Mass. Environmental Trust Grant will fund continuing work on the Southwest Branch of the Housatonic
HVA is thrilled to announce the receipt of a grant totalling $13,529 from the Massachusetts Environmental Trust. The MET Grant is made possible through the sale of the state’s three environmental license plates.
“We’re grateful to the Trust for this significant gift, and of course to all of the individual plateholders who voluntarily contribute their support to protect and preserve the waters and related resources of the Commonwealth,” said HVA Berkshires Director Dennis Regan.
For more information regarding the environmental license plate program, contact the Trust at http://www.mass.gov/eea/met or visit the Registry of Motor Vehicles HERE.
Turning grant funds into cleaner waters
HVA will use the grant to create a community project to restore and protect the Southwest Branch of the Housatonic River in the Berkshires, a headwater tributary which is listed as an Environmental Justice Community by the Massachusetts Executive Office of Environment.

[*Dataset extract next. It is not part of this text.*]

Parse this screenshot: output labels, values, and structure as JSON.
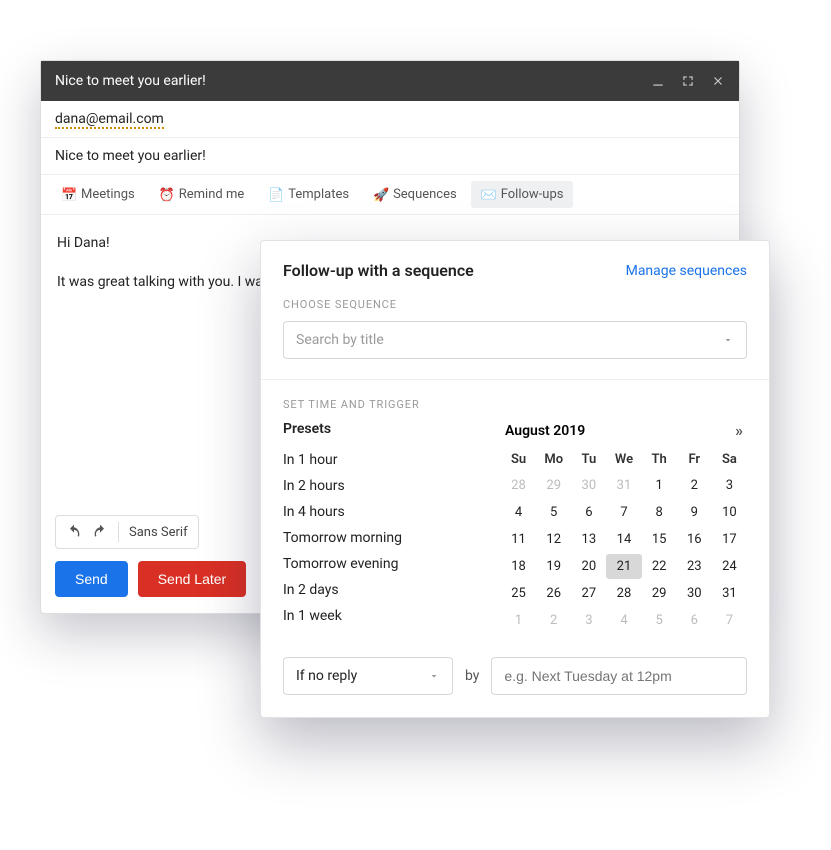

The Branch is also listed on the Mass. DEP Category 5 303(d) list of impaired waterways for bacteria and sedimentation.
The goal of the project is to get the Southwest Branch delisted from the 303D list, and keep it off by following a DEP & EPA approved Watershed-Based Plan (WBP) template.
Sixteen Years of Science and Education on the Southwest Branch
HVA monitored the water in the SW Branch from 2002 to 2007 and consistently found high e-coli readings. Since then HVA has conducted river education programs to raise awareness and inspire action, including working with riverside landowners to reduce stormwater runoff pollution.
In 2017 a volunteer-powered monitoring program rechecked the river’s health, hoping that changing land use practices along its banks and the removal of a horse pasture would result in lower bacteria levels.
While this 2017 study found some stretches of healthier water, high levels of e-coli remain in some areas. Monitoring and conversations with local landowners suggests where the contamination is coming from. Pinpointing the source will be a first significant step in delisting the Southwest Branch, and beginning its turnaround.